● RECORDED INFORMATION
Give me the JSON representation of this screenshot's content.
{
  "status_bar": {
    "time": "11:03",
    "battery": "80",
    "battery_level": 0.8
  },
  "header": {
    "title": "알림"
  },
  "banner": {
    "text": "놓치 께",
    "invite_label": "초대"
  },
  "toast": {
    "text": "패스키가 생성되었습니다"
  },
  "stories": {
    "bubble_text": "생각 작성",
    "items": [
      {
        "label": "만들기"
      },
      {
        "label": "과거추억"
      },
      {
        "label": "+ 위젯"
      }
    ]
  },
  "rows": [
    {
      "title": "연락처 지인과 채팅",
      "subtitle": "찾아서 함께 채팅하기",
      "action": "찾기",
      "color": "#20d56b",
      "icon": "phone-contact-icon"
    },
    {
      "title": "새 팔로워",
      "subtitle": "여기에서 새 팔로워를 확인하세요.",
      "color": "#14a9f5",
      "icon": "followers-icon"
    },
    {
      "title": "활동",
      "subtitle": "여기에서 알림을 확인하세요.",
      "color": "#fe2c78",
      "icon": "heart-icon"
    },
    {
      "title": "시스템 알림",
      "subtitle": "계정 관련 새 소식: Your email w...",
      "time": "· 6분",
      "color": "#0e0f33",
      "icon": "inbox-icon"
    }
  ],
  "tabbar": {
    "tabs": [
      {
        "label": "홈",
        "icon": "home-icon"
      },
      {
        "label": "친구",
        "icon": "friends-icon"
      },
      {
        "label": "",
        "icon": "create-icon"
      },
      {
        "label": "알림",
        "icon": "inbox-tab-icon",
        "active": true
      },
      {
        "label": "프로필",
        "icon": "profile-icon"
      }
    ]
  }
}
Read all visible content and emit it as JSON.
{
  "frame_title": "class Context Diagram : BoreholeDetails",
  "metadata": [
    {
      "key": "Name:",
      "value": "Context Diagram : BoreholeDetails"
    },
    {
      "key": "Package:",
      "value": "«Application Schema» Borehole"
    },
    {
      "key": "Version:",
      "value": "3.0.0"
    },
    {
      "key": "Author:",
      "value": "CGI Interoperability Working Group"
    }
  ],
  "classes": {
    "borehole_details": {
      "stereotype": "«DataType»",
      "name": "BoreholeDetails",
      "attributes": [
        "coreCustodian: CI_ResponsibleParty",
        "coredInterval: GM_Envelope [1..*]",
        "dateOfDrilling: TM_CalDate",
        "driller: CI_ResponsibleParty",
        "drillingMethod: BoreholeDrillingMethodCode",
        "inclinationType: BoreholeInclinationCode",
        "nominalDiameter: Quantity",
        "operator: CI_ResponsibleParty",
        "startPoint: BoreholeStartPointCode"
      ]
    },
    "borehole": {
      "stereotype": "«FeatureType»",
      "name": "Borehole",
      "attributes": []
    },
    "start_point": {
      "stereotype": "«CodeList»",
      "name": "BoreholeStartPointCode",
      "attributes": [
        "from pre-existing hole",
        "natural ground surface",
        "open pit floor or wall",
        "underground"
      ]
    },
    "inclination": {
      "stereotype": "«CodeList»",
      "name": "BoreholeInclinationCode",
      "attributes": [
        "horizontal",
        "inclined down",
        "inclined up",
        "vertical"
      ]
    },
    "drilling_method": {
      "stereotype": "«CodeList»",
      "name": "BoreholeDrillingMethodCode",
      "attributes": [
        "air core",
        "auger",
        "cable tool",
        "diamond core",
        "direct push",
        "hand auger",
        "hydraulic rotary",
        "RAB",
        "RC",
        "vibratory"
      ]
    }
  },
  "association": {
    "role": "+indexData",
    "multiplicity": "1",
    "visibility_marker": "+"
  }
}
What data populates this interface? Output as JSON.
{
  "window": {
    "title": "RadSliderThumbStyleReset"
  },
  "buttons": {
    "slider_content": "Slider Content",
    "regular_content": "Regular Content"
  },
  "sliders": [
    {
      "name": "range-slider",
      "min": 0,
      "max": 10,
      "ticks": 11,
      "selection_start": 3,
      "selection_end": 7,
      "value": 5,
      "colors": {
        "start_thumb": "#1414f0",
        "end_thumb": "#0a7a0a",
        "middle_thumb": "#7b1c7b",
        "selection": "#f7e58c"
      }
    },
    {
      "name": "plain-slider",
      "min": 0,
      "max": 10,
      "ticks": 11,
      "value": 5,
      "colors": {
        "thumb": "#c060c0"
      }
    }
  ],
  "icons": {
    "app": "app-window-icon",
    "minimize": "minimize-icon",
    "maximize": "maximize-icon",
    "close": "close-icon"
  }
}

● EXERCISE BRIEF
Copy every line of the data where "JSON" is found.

● SOLUTION FOR THIS PROBLEM
Give me the JSON representation of this screenshot's content.
Read all visible content and emit it as JSON.
What data populates this interface? Output as JSON.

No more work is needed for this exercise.